_TASK DATA_

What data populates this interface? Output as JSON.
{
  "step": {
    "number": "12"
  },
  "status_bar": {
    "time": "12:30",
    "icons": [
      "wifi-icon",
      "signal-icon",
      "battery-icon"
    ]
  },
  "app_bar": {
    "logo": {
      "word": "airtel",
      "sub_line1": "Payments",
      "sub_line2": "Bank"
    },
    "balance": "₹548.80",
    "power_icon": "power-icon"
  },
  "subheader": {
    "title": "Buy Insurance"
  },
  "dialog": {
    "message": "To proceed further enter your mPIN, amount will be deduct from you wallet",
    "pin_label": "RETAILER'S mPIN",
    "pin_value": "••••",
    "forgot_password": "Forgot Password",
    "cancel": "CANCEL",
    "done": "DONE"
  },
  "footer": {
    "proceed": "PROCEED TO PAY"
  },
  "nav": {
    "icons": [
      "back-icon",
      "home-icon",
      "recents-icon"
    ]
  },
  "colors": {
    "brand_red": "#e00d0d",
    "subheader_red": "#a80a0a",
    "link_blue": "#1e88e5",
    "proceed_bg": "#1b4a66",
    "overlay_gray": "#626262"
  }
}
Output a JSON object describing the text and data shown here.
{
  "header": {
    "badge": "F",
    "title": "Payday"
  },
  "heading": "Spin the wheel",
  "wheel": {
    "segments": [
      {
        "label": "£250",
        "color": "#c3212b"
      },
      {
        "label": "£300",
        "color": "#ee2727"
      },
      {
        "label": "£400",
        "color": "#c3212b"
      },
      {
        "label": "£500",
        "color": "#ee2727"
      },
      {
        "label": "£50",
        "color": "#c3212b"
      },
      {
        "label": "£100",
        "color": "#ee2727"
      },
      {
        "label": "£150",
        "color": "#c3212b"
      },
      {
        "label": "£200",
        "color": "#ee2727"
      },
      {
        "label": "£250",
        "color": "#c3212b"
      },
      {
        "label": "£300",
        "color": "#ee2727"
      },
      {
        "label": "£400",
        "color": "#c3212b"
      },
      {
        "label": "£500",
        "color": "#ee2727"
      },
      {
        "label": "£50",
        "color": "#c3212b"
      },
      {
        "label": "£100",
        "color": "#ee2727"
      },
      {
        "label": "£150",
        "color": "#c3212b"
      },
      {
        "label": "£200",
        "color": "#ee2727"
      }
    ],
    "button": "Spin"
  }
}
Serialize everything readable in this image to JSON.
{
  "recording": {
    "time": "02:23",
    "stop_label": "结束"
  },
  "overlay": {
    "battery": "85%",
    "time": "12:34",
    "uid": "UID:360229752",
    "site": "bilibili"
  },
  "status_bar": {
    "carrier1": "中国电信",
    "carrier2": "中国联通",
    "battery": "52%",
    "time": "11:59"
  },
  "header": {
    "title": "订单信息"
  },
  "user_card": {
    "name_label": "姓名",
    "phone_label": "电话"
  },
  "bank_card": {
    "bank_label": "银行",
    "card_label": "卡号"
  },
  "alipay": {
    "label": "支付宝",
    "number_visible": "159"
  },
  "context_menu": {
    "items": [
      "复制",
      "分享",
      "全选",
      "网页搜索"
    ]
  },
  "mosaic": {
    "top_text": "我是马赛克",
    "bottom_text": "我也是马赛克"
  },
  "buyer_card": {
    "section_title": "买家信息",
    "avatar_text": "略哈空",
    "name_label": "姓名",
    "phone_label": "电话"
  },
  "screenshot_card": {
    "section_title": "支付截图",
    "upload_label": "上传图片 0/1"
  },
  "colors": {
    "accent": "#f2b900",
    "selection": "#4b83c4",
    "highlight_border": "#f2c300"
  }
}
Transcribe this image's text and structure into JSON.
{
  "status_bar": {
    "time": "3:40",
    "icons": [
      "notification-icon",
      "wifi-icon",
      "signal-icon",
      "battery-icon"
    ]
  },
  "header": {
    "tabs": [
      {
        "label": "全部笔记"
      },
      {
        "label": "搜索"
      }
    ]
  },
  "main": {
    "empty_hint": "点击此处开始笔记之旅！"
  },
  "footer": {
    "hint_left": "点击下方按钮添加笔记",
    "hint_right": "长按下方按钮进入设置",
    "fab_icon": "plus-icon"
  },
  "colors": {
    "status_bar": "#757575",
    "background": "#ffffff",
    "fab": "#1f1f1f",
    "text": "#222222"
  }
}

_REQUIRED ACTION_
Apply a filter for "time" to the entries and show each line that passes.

_RESULT FOR THIS TASK_
    "time": "12:30",
    "time": "02:23",
    "time": "12:34",
    "time": "11:59"
    "time": "3:40",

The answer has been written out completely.